- **TO DO**
Omitting every picture, output the records below exactly, please.

(Component data from apps and pages)
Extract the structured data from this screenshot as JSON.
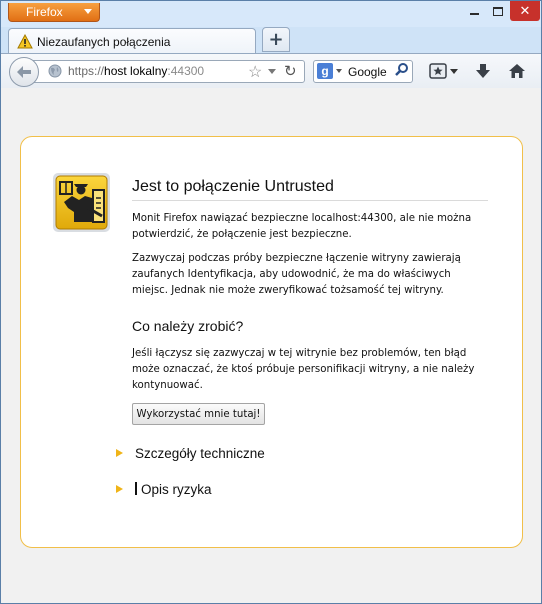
{
  "browser": {
    "menu_button": "Firefox",
    "window_controls": {
      "minimize": "minimize-icon",
      "maximize": "maximize-icon",
      "close": "close-icon"
    }
  },
  "tab": {
    "title": "Niezaufanych połączenia",
    "icon": "warning-icon"
  },
  "new_tab_icon": "plus-icon",
  "urlbar": {
    "prefix": "https://",
    "host": "host lokalny",
    "port": ":44300"
  },
  "search": {
    "engine": "Google"
  },
  "colors": {
    "accent": "#f0b418",
    "card_border": "#f1bf49",
    "firefox_button": "#e8801f",
    "close_button": "#c7312b"
  },
  "page": {
    "heading": "Jest to połączenie Untrusted",
    "para1": "Monit Firefox nawiązać bezpieczne localhost:44300, ale nie można potwierdzić, że połączenie jest bezpieczne.",
    "para2": "Zazwyczaj podczas próby bezpieczne łączenie witryny zawierają zaufanych Identyfikacja, aby udowodnić, że ma do właściwych miejsc. Jednak nie może zweryfikować tożsamość tej witryny.",
    "what_to_do": "Co należy zrobić?",
    "para3": "Jeśli łączysz się zazwyczaj w tej witrynie bez problemów, ten błąd może oznaczać, że ktoś próbuje personifikacji witryny, a nie należy kontynuować.",
    "get_me_out": "Wykorzystać mnie tutaj!",
    "technical_details": "Szczegóły techniczne",
    "risk_description": "Opis ryzyka"
  }
}
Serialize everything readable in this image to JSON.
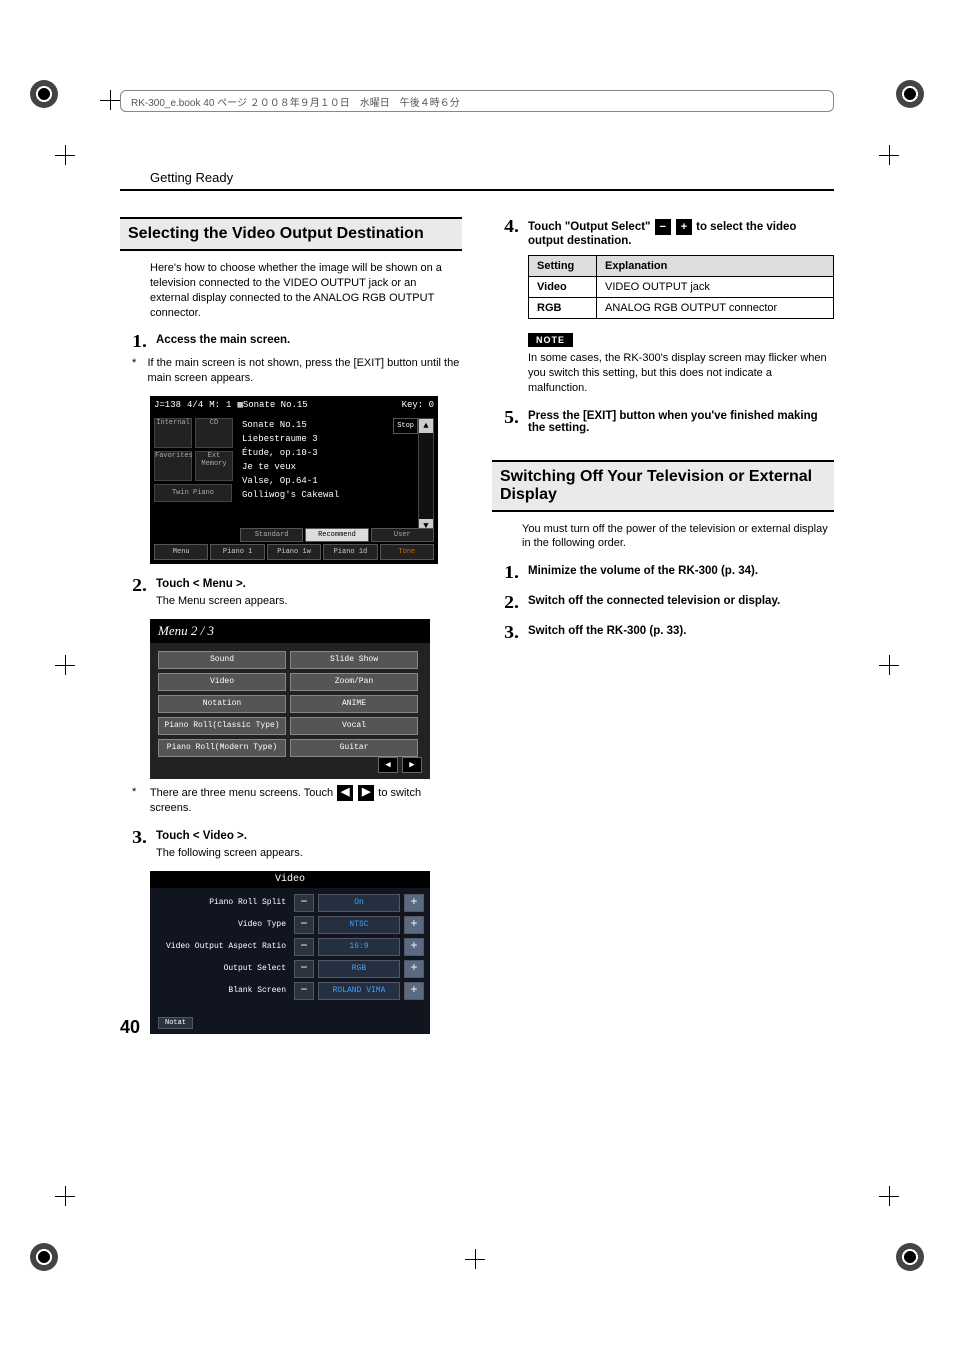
{
  "header_text": "RK-300_e.book  40 ページ  ２００８年９月１０日　水曜日　午後４時６分",
  "running_head": "Getting Ready",
  "page_number": "40",
  "left": {
    "h2": "Selecting the Video Output Destination",
    "intro": "Here's how to choose whether the image will be shown on a television connected to the VIDEO OUTPUT jack or an external display connected to the ANALOG RGB OUTPUT connector.",
    "step1_title": "Access the main screen.",
    "step1_note": "If the main screen is not shown, press the [EXIT] button until the main screen appears.",
    "step2_title": "Touch < Menu >.",
    "step2_text": "The Menu screen appears.",
    "step2_note_a": "There are three menu screens. Touch",
    "step2_note_b": "to switch screens.",
    "step3_title": "Touch < Video >.",
    "step3_text": "The following screen appears.",
    "main_screen": {
      "top": [
        "J=138",
        "4/4",
        "M:",
        "1",
        "▦Sonate No.15",
        "Key: 0"
      ],
      "tiles": [
        "Internal",
        "CD",
        "Favorites",
        "Ext Memory",
        "Twin Piano"
      ],
      "songs": [
        "Sonate No.15",
        "Liebestraume 3",
        "Étude, op.10-3",
        "Je te veux",
        "Valse, Op.64-1",
        "Golliwog's Cakewal"
      ],
      "song_tag": "Stop",
      "tabs": [
        "Standard",
        "Recommend",
        "User"
      ],
      "bottom": [
        "Menu",
        "Piano 1",
        "Piano 1w",
        "Piano 1d",
        "Tone"
      ]
    },
    "menu_screen": {
      "title": "Menu 2 / 3",
      "items": [
        "Sound",
        "Slide Show",
        "Video",
        "Zoom/Pan",
        "Notation",
        "ANIME",
        "Piano Roll(Classic Type)",
        "Vocal",
        "Piano Roll(Modern Type)",
        "Guitar"
      ]
    },
    "video_screen": {
      "title": "Video",
      "rows": [
        {
          "label": "Piano Roll Split",
          "value": "On"
        },
        {
          "label": "Video Type",
          "value": "NTSC"
        },
        {
          "label": "Video Output Aspect Ratio",
          "value": "16:9"
        },
        {
          "label": "Output Select",
          "value": "RGB"
        },
        {
          "label": "Blank Screen",
          "value": "ROLAND VIMA"
        }
      ],
      "notat": "Notat"
    }
  },
  "right": {
    "step4_a": "Touch \"Output Select\"",
    "step4_b": "to select the video output destination.",
    "table": {
      "head": [
        "Setting",
        "Explanation"
      ],
      "rows": [
        [
          "Video",
          "VIDEO OUTPUT jack"
        ],
        [
          "RGB",
          "ANALOG RGB OUTPUT connector"
        ]
      ]
    },
    "note_label": "NOTE",
    "note_text": "In some cases, the RK-300's display screen may flicker when you switch this setting, but this does not indicate a malfunction.",
    "step5_title": "Press the [EXIT] button when you've finished making the setting.",
    "h2": "Switching Off Your Television or External Display",
    "intro": "You must turn off the power of the television or external display in the following order.",
    "step1": "Minimize the volume of the RK-300 (p. 34).",
    "step2": "Switch off the connected television or display.",
    "step3": "Switch off the RK-300 (p. 33)."
  },
  "glyph": {
    "left": "◀",
    "right": "▶",
    "minus": "−",
    "plus": "+",
    "up": "▲",
    "down": "▼"
  }
}
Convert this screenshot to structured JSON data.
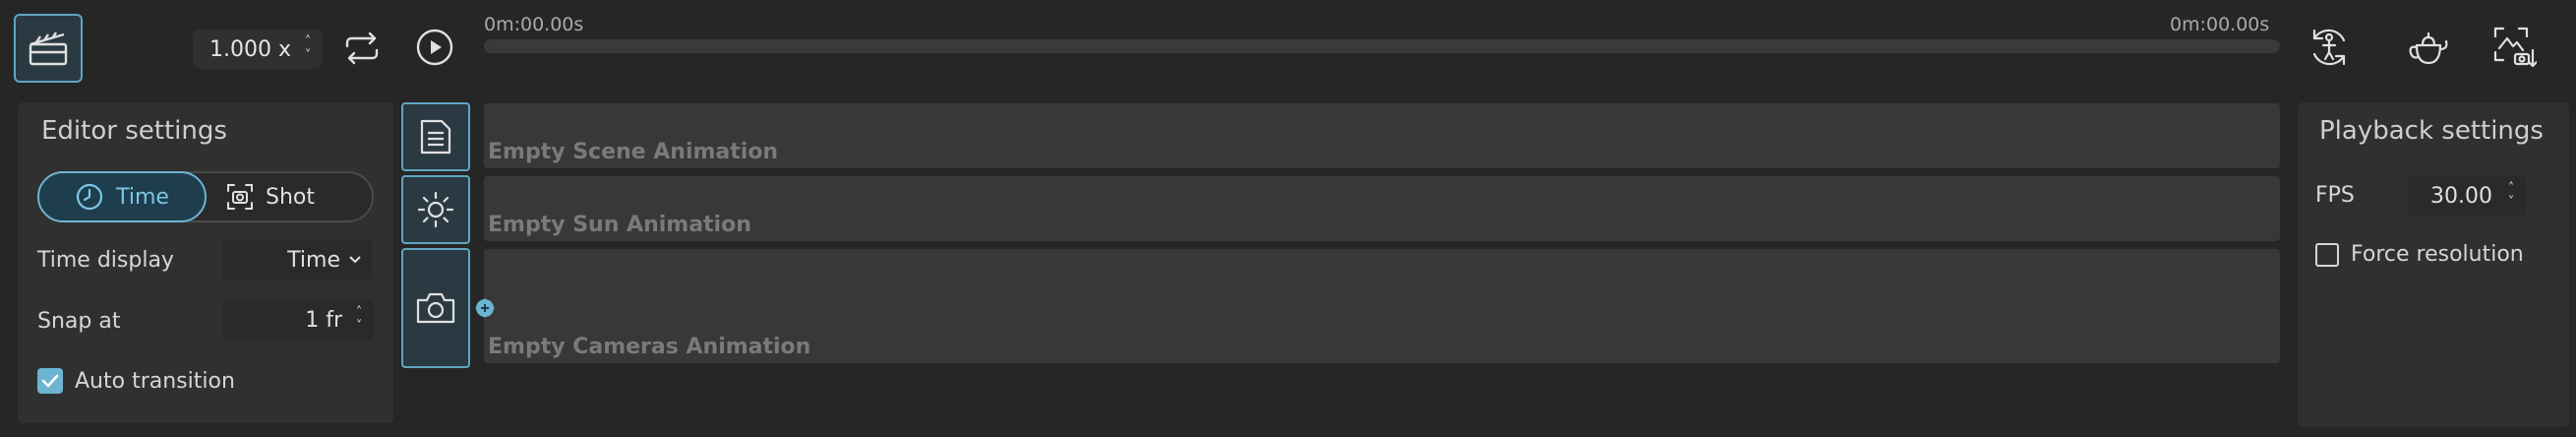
{
  "toolbar": {
    "speed_value": "1.000 x",
    "time_start": "0m:00.00s",
    "time_end": "0m:00.00s",
    "icons": [
      "clapperboard-icon",
      "loop-icon",
      "play-icon",
      "rotate-person-icon",
      "teapot-icon",
      "image-export-icon"
    ]
  },
  "editor_settings": {
    "title": "Editor settings",
    "mode_time_label": "Time",
    "mode_shot_label": "Shot",
    "time_display_label": "Time display",
    "time_display_value": "Time",
    "snap_label": "Snap at",
    "snap_value": "1 fr",
    "auto_transition_label": "Auto transition",
    "auto_transition_checked": true
  },
  "tracks": [
    {
      "label": "Empty Scene Animation",
      "icon": "document-icon"
    },
    {
      "label": "Empty Sun Animation",
      "icon": "sun-icon"
    },
    {
      "label": "Empty Cameras Animation",
      "icon": "camera-icon"
    }
  ],
  "playback_settings": {
    "title": "Playback settings",
    "fps_label": "FPS",
    "fps_value": "30.00",
    "force_resolution_label": "Force resolution",
    "force_resolution_checked": false
  },
  "colors": {
    "accent": "#6cb4d2",
    "background": "#262626",
    "panel": "#303030",
    "track": "#383838"
  }
}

- **RESPONSE TO THIS TASK**
Extract the structured data from this screenshot as JSON.
{
  "browser": {
    "menu_button": "Firefox",
    "window_controls": {
      "minimize": "minimize-icon",
      "maximize": "maximize-icon",
      "close": "close-icon"
    }
  },
  "tab": {
    "title": "Niezaufanych połączenia",
    "icon": "warning-icon"
  },
  "new_tab_icon": "plus-icon",
  "urlbar": {
    "prefix": "https://",
    "host": "host lokalny",
    "port": ":44300"
  },
  "search": {
    "engine": "Google"
  },
  "colors": {
    "accent": "#f0b418",
    "card_border": "#f1bf49",
    "firefox_button": "#e8801f",
    "close_button": "#c7312b"
  },
  "page": {
    "heading": "Jest to połączenie Untrusted",
    "para1": "Monit Firefox nawiązać bezpieczne localhost:44300, ale nie można potwierdzić, że połączenie jest bezpieczne.",
    "para2": "Zazwyczaj podczas próby bezpieczne łączenie witryny zawierają zaufanych Identyfikacja, aby udowodnić, że ma do właściwych miejsc. Jednak nie może zweryfikować tożsamość tej witryny.",
    "what_to_do": "Co należy zrobić?",
    "para3": "Jeśli łączysz się zazwyczaj w tej witrynie bez problemów, ten błąd może oznaczać, że ktoś próbuje personifikacji witryny, a nie należy kontynuować.",
    "get_me_out": "Wykorzystać mnie tutaj!",
    "technical_details": "Szczegóły techniczne",
    "risk_description": "Opis ryzyka"
  }
}
Serialize everything readable in this image to JSON.
{
  "header_text": "RK-300_e.book  40 ページ  ２００８年９月１０日　水曜日　午後４時６分",
  "running_head": "Getting Ready",
  "page_number": "40",
  "left": {
    "h2": "Selecting the Video Output Destination",
    "intro": "Here's how to choose whether the image will be shown on a television connected to the VIDEO OUTPUT jack or an external display connected to the ANALOG RGB OUTPUT connector.",
    "step1_title": "Access the main screen.",
    "step1_note": "If the main screen is not shown, press the [EXIT] button until the main screen appears.",
    "step2_title": "Touch < Menu >.",
    "step2_text": "The Menu screen appears.",
    "step2_note_a": "There are three menu screens. Touch",
    "step2_note_b": "to switch screens.",
    "step3_title": "Touch < Video >.",
    "step3_text": "The following screen appears.",
    "main_screen": {
      "top": [
        "J=138",
        "4/4",
        "M:",
        "1",
        "▦Sonate No.15",
        "Key: 0"
      ],
      "tiles": [
        "Internal",
        "CD",
        "Favorites",
        "Ext Memory",
        "Twin Piano"
      ],
      "songs": [
        "Sonate No.15",
        "Liebestraume 3",
        "Étude, op.10-3",
        "Je te veux",
        "Valse, Op.64-1",
        "Golliwog's Cakewal"
      ],
      "song_tag": "Stop",
      "tabs": [
        "Standard",
        "Recommend",
        "User"
      ],
      "bottom": [
        "Menu",
        "Piano 1",
        "Piano 1w",
        "Piano 1d",
        "Tone"
      ]
    },
    "menu_screen": {
      "title": "Menu 2 / 3",
      "items": [
        "Sound",
        "Slide Show",
        "Video",
        "Zoom/Pan",
        "Notation",
        "ANIME",
        "Piano Roll(Classic Type)",
        "Vocal",
        "Piano Roll(Modern Type)",
        "Guitar"
      ]
    },
    "video_screen": {
      "title": "Video",
      "rows": [
        {
          "label": "Piano Roll Split",
          "value": "On"
        },
        {
          "label": "Video Type",
          "value": "NTSC"
        },
        {
          "label": "Video Output Aspect Ratio",
          "value": "16:9"
        },
        {
          "label": "Output Select",
          "value": "RGB"
        },
        {
          "label": "Blank Screen",
          "value": "ROLAND VIMA"
        }
      ],
      "notat": "Notat"
    }
  },
  "right": {
    "step4_a": "Touch \"Output Select\"",
    "step4_b": "to select the video output destination.",
    "table": {
      "head": [
        "Setting",
        "Explanation"
      ],
      "rows": [
        [
          "Video",
          "VIDEO OUTPUT jack"
        ],
        [
          "RGB",
          "ANALOG RGB OUTPUT connector"
        ]
      ]
    },
    "note_label": "NOTE",
    "note_text": "In some cases, the RK-300's display screen may flicker when you switch this setting, but this does not indicate a malfunction.",
    "step5_title": "Press the [EXIT] button when you've finished making the setting.",
    "h2": "Switching Off Your Television or External Display",
    "intro": "You must turn off the power of the television or external display in the following order.",
    "step1": "Minimize the volume of the RK-300 (p. 34).",
    "step2": "Switch off the connected television or display.",
    "step3": "Switch off the RK-300 (p. 33)."
  },
  "glyph": {
    "left": "◀",
    "right": "▶",
    "minus": "−",
    "plus": "+",
    "up": "▲",
    "down": "▼"
  }
}
Convert this screenshot to structured JSON data.
{
  "toolbar": {
    "speed_value": "1.000 x",
    "time_start": "0m:00.00s",
    "time_end": "0m:00.00s",
    "icons": [
      "clapperboard-icon",
      "loop-icon",
      "play-icon",
      "rotate-person-icon",
      "teapot-icon",
      "image-export-icon"
    ]
  },
  "editor_settings": {
    "title": "Editor settings",
    "mode_time_label": "Time",
    "mode_shot_label": "Shot",
    "time_display_label": "Time display",
    "time_display_value": "Time",
    "snap_label": "Snap at",
    "snap_value": "1 fr",
    "auto_transition_label": "Auto transition",
    "auto_transition_checked": true
  },
  "tracks": [
    {
      "label": "Empty Scene Animation",
      "icon": "document-icon"
    },
    {
      "label": "Empty Sun Animation",
      "icon": "sun-icon"
    },
    {
      "label": "Empty Cameras Animation",
      "icon": "camera-icon"
    }
  ],
  "playback_settings": {
    "title": "Playback settings",
    "fps_label": "FPS",
    "fps_value": "30.00",
    "force_resolution_label": "Force resolution",
    "force_resolution_checked": false
  },
  "colors": {
    "accent": "#6cb4d2",
    "background": "#262626",
    "panel": "#303030",
    "track": "#383838"
  }
}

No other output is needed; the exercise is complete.